The goal of a business is to remain profitable. This often means delivering a product that appeals to the masses. For whatever reason, I still don't understand it, the masses seem attracted to the click-bait, flashy content that is often devoid of any substance. But if you ask an average consumer of this content, they will quickly complain about the poor quality of journalism. Media consumers want better. Journalists, not media corporations, have an opportunity to capitalize on this. 

As much as the Internet has disrupted traditional media, it has also re-democratized journalism. It has given the town criers a voice again. It has, for better or worse, given everyone a platform to spread their message and inform the public.

Journalists need to get off their asses, abandon the traditional publications and jobs, and advocate for themselves. They need to use all the tools the Internet and technology have provided to create content that is flashy and exciting for the masses, but it must also inform. They need to create their own publications and different ways of publishing stories. Journalists need to explore other ways to fund their work. 

There is no single answer for how to accomplish these things. It is an extremely tough road ahead and unless a person can afford the financial ups and downs another career might be best. But most never wanted to be a journalist for the money.  

So, where do we go from here? We begin producing more great content delivered in a spectacular fashion. We produce it on our terms, with integrity and fairness, and without the influence of corporate ownership. We don't give up on what journalism should be. 

I recently listened to two podcasts related to this post by journalists far more qualified than I. I highly recommend them as both away to understand and become inspired. 

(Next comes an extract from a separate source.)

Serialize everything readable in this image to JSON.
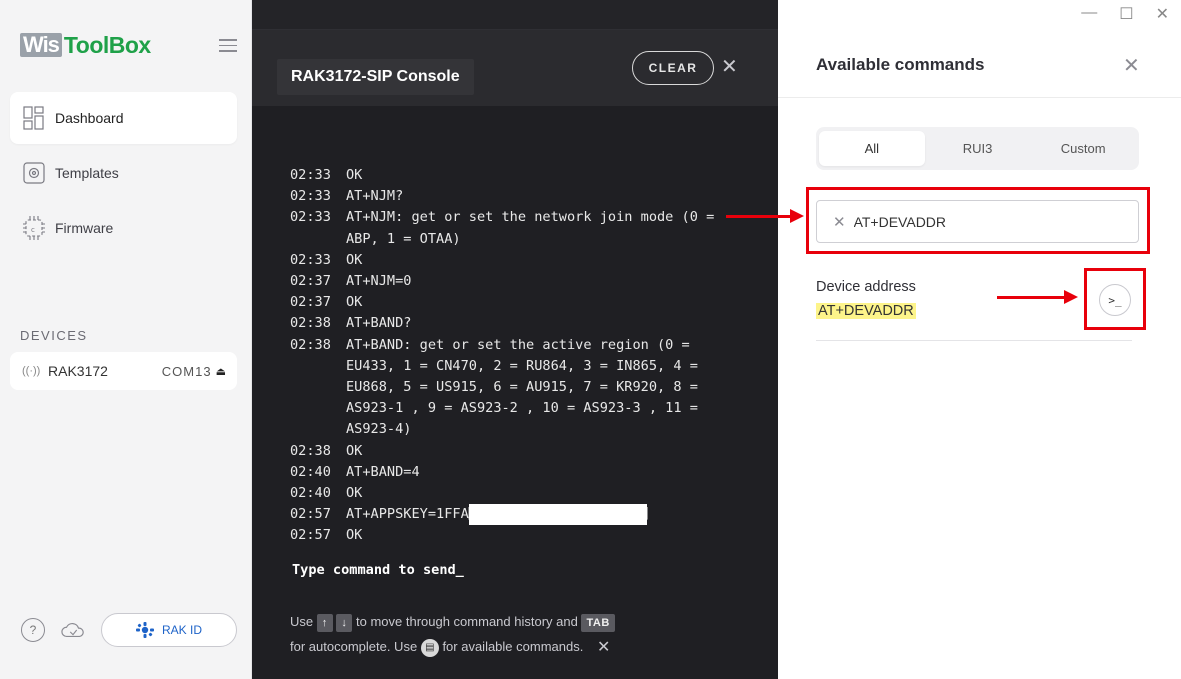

The News Is Dead So What Comes Next?
- A conversation with Ian Gill on Canadaland

Imprisoned By Profit: Media & Democracy

- A conversation with alagummi Sainath on CBC's Ideas